─── Material for the task ───

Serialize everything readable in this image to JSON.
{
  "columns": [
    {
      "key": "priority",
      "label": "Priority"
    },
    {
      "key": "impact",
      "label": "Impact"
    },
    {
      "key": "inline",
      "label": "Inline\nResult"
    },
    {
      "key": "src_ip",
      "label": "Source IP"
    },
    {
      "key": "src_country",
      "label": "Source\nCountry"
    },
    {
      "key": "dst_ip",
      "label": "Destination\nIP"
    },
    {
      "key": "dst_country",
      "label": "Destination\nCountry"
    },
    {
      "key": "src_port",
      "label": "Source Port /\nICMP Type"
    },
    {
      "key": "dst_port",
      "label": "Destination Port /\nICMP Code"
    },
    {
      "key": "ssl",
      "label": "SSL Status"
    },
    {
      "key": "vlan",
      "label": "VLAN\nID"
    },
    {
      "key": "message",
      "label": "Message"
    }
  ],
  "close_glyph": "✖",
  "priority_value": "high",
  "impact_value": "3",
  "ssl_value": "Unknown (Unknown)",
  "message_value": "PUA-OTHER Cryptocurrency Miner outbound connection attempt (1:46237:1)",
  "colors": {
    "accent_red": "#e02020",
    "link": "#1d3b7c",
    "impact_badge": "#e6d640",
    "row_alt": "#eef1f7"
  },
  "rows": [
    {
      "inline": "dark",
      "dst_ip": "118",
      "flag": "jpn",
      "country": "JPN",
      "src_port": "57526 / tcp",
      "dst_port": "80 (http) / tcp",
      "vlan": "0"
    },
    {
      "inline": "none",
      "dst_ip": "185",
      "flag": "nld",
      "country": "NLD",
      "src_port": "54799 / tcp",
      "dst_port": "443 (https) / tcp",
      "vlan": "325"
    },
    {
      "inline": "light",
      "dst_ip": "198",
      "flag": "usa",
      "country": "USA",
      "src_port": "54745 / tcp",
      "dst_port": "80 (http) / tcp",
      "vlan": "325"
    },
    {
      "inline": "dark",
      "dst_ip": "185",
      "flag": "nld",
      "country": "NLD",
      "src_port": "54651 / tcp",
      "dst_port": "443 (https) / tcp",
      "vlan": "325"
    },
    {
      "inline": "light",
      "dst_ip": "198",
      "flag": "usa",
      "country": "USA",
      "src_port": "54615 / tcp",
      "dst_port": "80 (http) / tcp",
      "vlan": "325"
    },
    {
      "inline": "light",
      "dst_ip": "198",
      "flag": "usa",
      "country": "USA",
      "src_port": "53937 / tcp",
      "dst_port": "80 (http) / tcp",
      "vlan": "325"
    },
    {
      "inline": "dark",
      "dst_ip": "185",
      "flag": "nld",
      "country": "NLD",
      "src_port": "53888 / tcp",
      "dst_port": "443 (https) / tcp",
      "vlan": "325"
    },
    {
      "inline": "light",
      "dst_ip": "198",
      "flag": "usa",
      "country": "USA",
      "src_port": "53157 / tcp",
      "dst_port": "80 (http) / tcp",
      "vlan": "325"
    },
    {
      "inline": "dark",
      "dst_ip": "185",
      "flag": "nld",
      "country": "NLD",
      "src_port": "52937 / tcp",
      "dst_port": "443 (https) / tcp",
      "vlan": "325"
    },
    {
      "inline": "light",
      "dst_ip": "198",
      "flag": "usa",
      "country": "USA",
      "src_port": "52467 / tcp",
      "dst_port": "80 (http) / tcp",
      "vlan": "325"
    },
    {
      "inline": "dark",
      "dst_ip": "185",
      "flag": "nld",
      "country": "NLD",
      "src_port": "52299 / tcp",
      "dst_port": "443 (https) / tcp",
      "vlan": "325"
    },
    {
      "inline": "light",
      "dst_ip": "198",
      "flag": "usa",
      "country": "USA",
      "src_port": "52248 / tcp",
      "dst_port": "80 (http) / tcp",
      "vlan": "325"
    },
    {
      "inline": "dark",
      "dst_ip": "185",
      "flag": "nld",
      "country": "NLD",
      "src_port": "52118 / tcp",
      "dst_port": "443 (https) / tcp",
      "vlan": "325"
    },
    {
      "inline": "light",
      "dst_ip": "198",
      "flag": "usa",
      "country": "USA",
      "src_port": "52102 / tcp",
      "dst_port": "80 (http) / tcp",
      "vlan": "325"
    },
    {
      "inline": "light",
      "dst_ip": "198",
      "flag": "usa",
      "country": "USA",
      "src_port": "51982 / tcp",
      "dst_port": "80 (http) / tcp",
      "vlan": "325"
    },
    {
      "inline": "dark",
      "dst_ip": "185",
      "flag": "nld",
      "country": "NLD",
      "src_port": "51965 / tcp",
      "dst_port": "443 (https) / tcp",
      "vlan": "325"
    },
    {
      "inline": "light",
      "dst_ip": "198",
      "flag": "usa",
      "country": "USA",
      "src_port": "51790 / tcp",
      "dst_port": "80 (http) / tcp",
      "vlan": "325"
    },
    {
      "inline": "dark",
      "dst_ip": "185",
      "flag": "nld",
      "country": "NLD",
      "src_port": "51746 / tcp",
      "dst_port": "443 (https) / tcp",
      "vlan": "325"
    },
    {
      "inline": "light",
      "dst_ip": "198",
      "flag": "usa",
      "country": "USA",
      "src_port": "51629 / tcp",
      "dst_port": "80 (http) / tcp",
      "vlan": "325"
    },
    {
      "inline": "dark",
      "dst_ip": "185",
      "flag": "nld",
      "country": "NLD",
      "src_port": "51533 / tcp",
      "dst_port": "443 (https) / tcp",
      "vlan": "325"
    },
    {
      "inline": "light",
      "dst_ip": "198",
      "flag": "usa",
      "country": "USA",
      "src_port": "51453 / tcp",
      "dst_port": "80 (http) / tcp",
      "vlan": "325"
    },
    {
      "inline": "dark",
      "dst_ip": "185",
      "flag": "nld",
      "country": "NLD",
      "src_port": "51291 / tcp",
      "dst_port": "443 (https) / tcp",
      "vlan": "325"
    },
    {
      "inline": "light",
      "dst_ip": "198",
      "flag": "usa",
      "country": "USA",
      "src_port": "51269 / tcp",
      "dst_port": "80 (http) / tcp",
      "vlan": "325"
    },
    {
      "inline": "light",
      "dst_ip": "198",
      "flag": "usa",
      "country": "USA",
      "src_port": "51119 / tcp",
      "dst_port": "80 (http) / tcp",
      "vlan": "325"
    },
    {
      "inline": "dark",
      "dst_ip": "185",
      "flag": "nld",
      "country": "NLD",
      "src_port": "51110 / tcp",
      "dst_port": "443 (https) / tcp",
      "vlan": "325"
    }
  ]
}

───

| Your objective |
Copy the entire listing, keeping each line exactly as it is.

| Solved problem |
Serialize everything readable in this image to JSON.
{
  "columns": [
    {
      "key": "priority",
      "label": "Priority"
    },
    {
      "key": "impact",
      "label": "Impact"
    },
    {
      "key": "inline",
      "label": "Inline\nResult"
    },
    {
      "key": "src_ip",
      "label": "Source IP"
    },
    {
      "key": "src_country",
      "label": "Source\nCountry"
    },
    {
      "key": "dst_ip",
      "label": "Destination\nIP"
    },
    {
      "key": "dst_country",
      "label": "Destination\nCountry"
    },
    {
      "key": "src_port",
      "label": "Source Port /\nICMP Type"
    },
    {
      "key": "dst_port",
      "label": "Destination Port /\nICMP Code"
    },
    {
      "key": "ssl",
      "label": "SSL Status"
    },
    {
      "key": "vlan",
      "label": "VLAN\nID"
    },
    {
      "key": "message",
      "label": "Message"
    }
  ],
  "close_glyph": "✖",
  "priority_value": "high",
  "impact_value": "3",
  "ssl_value": "Unknown (Unknown)",
  "message_value": "PUA-OTHER Cryptocurrency Miner outbound connection attempt (1:46237:1)",
  "colors": {
    "accent_red": "#e02020",
    "link": "#1d3b7c",
    "impact_badge": "#e6d640",
    "row_alt": "#eef1f7"
  },
  "rows": [
    {
      "inline": "dark",
      "dst_ip": "118",
      "flag": "jpn",
      "country": "JPN",
      "src_port": "57526 / tcp",
      "dst_port": "80 (http) / tcp",
      "vlan": "0"
    },
    {
      "inline": "none",
      "dst_ip": "185",
      "flag": "nld",
      "country": "NLD",
      "src_port": "54799 / tcp",
      "dst_port": "443 (https) / tcp",
      "vlan": "325"
    },
    {
      "inline": "light",
      "dst_ip": "198",
      "flag": "usa",
      "country": "USA",
      "src_port": "54745 / tcp",
      "dst_port": "80 (http) / tcp",
      "vlan": "325"
    },
    {
      "inline": "dark",
      "dst_ip": "185",
      "flag": "nld",
      "country": "NLD",
      "src_port": "54651 / tcp",
      "dst_port": "443 (https) / tcp",
      "vlan": "325"
    },
    {
      "inline": "light",
      "dst_ip": "198",
      "flag": "usa",
      "country": "USA",
      "src_port": "54615 / tcp",
      "dst_port": "80 (http) / tcp",
      "vlan": "325"
    },
    {
      "inline": "light",
      "dst_ip": "198",
      "flag": "usa",
      "country": "USA",
      "src_port": "53937 / tcp",
      "dst_port": "80 (http) / tcp",
      "vlan": "325"
    },
    {
      "inline": "dark",
      "dst_ip": "185",
      "flag": "nld",
      "country": "NLD",
      "src_port": "53888 / tcp",
      "dst_port": "443 (https) / tcp",
      "vlan": "325"
    },
    {
      "inline": "light",
      "dst_ip": "198",
      "flag": "usa",
      "country": "USA",
      "src_port": "53157 / tcp",
      "dst_port": "80 (http) / tcp",
      "vlan": "325"
    },
    {
      "inline": "dark",
      "dst_ip": "185",
      "flag": "nld",
      "country": "NLD",
      "src_port": "52937 / tcp",
      "dst_port": "443 (https) / tcp",
      "vlan": "325"
    },
    {
      "inline": "light",
      "dst_ip": "198",
      "flag": "usa",
      "country": "USA",
      "src_port": "52467 / tcp",
      "dst_port": "80 (http) / tcp",
      "vlan": "325"
    },
    {
      "inline": "dark",
      "dst_ip": "185",
      "flag": "nld",
      "country": "NLD",
      "src_port": "52299 / tcp",
      "dst_port": "443 (https) / tcp",
      "vlan": "325"
    },
    {
      "inline": "light",
      "dst_ip": "198",
      "flag": "usa",
      "country": "USA",
      "src_port": "52248 / tcp",
      "dst_port": "80 (http) / tcp",
      "vlan": "325"
    },
    {
      "inline": "dark",
      "dst_ip": "185",
      "flag": "nld",
      "country": "NLD",
      "src_port": "52118 / tcp",
      "dst_port": "443 (https) / tcp",
      "vlan": "325"
    },
    {
      "inline": "light",
      "dst_ip": "198",
      "flag": "usa",
      "country": "USA",
      "src_port": "52102 / tcp",
      "dst_port": "80 (http) / tcp",
      "vlan": "325"
    },
    {
      "inline": "light",
      "dst_ip": "198",
      "flag": "usa",
      "country": "USA",
      "src_port": "51982 / tcp",
      "dst_port": "80 (http) / tcp",
      "vlan": "325"
    },
    {
      "inline": "dark",
      "dst_ip": "185",
      "flag": "nld",
      "country": "NLD",
      "src_port": "51965 / tcp",
      "dst_port": "443 (https) / tcp",
      "vlan": "325"
    },
    {
      "inline": "light",
      "dst_ip": "198",
      "flag": "usa",
      "country": "USA",
      "src_port": "51790 / tcp",
      "dst_port": "80 (http) / tcp",
      "vlan": "325"
    },
    {
      "inline": "dark",
      "dst_ip": "185",
      "flag": "nld",
      "country": "NLD",
      "src_port": "51746 / tcp",
      "dst_port": "443 (https) / tcp",
      "vlan": "325"
    },
    {
      "inline": "light",
      "dst_ip": "198",
      "flag": "usa",
      "country": "USA",
      "src_port": "51629 / tcp",
      "dst_port": "80 (http) / tcp",
      "vlan": "325"
    },
    {
      "inline": "dark",
      "dst_ip": "185",
      "flag": "nld",
      "country": "NLD",
      "src_port": "51533 / tcp",
      "dst_port": "443 (https) / tcp",
      "vlan": "325"
    },
    {
      "inline": "light",
      "dst_ip": "198",
      "flag": "usa",
      "country": "USA",
      "src_port": "51453 / tcp",
      "dst_port": "80 (http) / tcp",
      "vlan": "325"
    },
    {
      "inline": "dark",
      "dst_ip": "185",
      "flag": "nld",
      "country": "NLD",
      "src_port": "51291 / tcp",
      "dst_port": "443 (https) / tcp",
      "vlan": "325"
    },
    {
      "inline": "light",
      "dst_ip": "198",
      "flag": "usa",
      "country": "USA",
      "src_port": "51269 / tcp",
      "dst_port": "80 (http) / tcp",
      "vlan": "325"
    },
    {
      "inline": "light",
      "dst_ip": "198",
      "flag": "usa",
      "country": "USA",
      "src_port": "51119 / tcp",
      "dst_port": "80 (http) / tcp",
      "vlan": "325"
    },
    {
      "inline": "dark",
      "dst_ip": "185",
      "flag": "nld",
      "country": "NLD",
      "src_port": "51110 / tcp",
      "dst_port": "443 (https) / tcp",
      "vlan": "325"
    }
  ]
}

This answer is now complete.